Japan plans to craft guidelines on tests of flying cars by the end of March 2022, transport minister Kazuyoshi Akaba said Friday, as the government aims to put them into practical use by 2023.

Photo shows a flying car model developer SkyDrive Inc. unveiled to the public on Nov. 4, 2020, at an exhibition in Tokyo.
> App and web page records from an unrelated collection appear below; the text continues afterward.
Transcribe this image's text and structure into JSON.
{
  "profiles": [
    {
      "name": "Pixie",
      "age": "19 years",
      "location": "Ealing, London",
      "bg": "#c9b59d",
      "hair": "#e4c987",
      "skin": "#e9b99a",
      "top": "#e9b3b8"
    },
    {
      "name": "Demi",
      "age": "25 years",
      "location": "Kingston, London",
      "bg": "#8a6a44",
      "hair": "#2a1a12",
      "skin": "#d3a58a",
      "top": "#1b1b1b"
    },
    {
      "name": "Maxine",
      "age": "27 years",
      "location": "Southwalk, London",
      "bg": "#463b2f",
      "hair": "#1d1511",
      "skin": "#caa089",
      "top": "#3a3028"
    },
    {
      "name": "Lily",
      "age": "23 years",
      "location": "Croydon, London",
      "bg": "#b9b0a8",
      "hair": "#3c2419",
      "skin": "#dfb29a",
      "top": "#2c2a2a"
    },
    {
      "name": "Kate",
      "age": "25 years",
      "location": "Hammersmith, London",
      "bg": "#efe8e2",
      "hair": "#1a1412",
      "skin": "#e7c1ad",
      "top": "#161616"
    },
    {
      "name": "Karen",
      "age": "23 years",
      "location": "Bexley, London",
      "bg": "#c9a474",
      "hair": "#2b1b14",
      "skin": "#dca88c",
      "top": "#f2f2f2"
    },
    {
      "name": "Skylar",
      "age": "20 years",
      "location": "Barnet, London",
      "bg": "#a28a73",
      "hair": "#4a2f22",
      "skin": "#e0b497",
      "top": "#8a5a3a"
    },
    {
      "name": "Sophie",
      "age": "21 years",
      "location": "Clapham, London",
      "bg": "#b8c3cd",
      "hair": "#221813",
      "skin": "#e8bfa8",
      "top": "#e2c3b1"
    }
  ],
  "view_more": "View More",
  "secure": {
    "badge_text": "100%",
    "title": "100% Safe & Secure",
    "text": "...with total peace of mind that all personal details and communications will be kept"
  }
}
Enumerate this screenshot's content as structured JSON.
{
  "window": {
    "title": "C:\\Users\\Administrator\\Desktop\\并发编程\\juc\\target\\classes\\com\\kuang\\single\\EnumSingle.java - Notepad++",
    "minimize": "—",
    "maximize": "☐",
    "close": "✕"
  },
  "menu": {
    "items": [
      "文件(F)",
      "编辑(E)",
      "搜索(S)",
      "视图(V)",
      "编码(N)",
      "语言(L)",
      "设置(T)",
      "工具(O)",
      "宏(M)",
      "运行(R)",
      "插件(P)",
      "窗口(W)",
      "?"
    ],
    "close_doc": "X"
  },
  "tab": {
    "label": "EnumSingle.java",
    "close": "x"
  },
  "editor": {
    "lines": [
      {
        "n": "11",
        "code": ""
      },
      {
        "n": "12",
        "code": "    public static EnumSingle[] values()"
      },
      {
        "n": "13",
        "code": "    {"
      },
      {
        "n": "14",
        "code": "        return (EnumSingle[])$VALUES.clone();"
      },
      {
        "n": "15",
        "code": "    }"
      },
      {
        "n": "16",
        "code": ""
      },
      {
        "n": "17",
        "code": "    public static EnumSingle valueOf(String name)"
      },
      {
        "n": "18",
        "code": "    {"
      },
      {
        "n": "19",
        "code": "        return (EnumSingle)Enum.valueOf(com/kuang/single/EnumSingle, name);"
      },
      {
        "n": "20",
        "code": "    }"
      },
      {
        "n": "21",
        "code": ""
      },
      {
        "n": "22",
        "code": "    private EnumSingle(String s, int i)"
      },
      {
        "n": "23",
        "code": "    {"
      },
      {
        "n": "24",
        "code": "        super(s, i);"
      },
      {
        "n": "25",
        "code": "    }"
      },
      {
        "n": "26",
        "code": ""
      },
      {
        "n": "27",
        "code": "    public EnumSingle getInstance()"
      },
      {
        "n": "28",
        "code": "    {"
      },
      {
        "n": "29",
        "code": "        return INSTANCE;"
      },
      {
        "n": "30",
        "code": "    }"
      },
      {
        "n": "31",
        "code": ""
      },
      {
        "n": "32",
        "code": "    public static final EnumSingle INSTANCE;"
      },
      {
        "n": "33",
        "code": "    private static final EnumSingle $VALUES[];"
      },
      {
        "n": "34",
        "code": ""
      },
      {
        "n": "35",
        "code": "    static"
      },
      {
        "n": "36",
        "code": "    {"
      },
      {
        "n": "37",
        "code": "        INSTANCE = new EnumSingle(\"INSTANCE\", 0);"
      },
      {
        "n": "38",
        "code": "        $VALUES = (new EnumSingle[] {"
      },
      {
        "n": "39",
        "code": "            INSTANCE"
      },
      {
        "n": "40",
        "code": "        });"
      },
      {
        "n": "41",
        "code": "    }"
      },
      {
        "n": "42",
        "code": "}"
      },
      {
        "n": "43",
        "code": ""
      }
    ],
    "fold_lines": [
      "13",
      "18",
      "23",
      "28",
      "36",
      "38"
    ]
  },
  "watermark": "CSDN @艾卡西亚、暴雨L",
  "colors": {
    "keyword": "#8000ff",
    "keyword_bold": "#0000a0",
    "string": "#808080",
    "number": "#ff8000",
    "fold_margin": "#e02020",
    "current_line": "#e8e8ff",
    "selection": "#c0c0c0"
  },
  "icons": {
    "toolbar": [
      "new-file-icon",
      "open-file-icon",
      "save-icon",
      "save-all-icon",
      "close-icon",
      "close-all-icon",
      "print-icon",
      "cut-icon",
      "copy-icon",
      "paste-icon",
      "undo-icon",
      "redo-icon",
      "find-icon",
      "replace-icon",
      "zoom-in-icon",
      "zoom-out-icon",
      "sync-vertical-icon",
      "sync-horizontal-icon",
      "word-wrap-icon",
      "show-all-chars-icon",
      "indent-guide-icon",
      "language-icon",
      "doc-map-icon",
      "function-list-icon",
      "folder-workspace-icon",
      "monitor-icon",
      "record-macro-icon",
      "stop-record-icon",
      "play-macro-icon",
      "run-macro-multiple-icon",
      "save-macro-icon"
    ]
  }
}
The start-up, founded by former Toyota Motor engineers in 2018, has begun conducting manned test flights of the SD-03 model in Toyota in Aichi Prefecture, central Japan. (Kyodo)

The government has been encouraging the development of these flying vehicles in collaboration with private companies for such purposes as transportation in rural areas and disaster relief.

"We will continue our public-private collaboration, and advance efforts to set a necessary environment" that is conductive to the practical use of flying vehicles, Akaba said at a press conference.

Flying cars, including vehicles that take off and land vertically or drive autonomously, are also envisioned for use in tourism and cargo transportation in the 2020s.

The central Japan prefecture of Mie, which has been advancing efforts to enhance its transportation services and attract tourists to its underpopulated areas with flying cars, had requested the state clarify its standards in giving approval to test flights.

Japanese electronics maker NEC Corp. unveils a prototype of an electric flying car in Abiko, Chiba Prefecture, on Aug. 5, 2019, as it seeks to offer its communications and control technologies to other companies. (Kyodo)

In 2018, the central government launched a private-public council to promote flying vehicles, engaging logistics companies as well as automobile and aircraft makers among others.

Last August, Tokyo-based startup SkyDrive Inc. successfully conducted the first public manned flight of a flying car in Japan. It was designed to be the world's smallest electric vertical take-off and landing model, requiring only as much space on the ground as two parked cars, according to the company.